*ASSIGNMENT:* In the records below, which lines include "JSON"? Copy them.

Element data from apps and pages:
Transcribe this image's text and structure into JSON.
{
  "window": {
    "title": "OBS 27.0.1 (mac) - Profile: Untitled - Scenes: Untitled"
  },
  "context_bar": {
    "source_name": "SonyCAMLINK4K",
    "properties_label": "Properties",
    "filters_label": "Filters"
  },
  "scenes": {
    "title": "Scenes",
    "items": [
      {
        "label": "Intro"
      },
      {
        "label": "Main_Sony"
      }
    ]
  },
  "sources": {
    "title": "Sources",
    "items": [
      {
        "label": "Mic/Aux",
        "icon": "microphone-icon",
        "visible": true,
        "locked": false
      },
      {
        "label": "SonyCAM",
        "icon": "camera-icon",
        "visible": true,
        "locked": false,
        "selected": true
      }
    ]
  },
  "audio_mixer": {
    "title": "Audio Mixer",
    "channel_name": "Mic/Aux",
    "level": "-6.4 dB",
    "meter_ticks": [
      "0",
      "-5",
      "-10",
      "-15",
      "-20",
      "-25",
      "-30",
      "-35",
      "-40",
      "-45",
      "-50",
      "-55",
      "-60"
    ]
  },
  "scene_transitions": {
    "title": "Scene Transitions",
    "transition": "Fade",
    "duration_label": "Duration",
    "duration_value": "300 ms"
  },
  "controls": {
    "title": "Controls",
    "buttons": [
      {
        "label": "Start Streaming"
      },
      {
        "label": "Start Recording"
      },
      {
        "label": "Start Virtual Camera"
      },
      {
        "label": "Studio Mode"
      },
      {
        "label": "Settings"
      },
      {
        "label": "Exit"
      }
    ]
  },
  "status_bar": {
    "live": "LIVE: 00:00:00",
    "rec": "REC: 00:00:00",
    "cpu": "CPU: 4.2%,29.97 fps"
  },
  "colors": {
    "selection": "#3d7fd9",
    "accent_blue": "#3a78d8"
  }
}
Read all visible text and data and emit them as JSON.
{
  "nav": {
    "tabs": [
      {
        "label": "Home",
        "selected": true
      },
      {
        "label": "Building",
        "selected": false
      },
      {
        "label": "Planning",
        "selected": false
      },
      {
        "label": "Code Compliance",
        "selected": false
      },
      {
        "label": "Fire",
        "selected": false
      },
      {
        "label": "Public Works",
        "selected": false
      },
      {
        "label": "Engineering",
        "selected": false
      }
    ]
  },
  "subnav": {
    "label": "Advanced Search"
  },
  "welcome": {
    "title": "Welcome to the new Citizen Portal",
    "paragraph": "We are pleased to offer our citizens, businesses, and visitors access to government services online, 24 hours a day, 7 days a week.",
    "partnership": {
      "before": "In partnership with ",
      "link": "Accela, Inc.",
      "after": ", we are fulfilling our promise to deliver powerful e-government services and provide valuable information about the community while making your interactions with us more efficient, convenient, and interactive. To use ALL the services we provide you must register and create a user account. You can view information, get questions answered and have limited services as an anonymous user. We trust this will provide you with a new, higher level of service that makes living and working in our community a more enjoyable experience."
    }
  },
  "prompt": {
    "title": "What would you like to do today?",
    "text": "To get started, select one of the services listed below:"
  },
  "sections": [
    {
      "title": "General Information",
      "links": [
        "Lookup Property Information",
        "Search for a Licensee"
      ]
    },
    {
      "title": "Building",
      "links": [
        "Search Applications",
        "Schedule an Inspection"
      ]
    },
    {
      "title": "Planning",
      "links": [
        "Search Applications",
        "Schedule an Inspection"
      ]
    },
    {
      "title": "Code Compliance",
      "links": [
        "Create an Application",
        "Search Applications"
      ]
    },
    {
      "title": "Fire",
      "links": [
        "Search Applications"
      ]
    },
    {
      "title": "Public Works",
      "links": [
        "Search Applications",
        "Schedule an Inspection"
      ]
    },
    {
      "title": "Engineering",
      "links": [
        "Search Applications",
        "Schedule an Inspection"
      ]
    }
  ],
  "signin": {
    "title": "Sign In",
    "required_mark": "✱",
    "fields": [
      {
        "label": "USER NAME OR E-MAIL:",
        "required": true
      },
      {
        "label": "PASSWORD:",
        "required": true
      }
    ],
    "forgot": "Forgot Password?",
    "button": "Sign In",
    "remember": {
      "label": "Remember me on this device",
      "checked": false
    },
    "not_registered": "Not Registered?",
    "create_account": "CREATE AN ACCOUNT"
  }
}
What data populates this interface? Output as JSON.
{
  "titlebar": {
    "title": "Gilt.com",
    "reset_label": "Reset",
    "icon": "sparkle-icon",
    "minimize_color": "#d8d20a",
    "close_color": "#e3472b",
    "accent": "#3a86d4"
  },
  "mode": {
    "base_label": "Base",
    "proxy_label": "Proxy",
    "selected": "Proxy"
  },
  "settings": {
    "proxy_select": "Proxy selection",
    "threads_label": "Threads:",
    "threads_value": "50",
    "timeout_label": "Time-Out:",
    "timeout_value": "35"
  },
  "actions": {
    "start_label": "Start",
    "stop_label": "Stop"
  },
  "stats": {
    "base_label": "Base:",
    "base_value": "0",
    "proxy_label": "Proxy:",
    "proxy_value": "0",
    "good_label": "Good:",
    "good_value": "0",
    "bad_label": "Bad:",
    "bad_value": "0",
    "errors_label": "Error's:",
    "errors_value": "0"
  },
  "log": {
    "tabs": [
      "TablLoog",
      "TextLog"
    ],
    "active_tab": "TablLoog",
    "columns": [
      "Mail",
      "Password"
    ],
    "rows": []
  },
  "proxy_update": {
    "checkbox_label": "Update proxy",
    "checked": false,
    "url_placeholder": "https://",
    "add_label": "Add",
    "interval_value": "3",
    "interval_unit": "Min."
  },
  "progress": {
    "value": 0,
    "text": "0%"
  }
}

*EXPECTED OUTPUT:*
Transcribe this image's text and structure into JSON.
Read all visible text and data and emit them as JSON.
What data populates this interface? Output as JSON.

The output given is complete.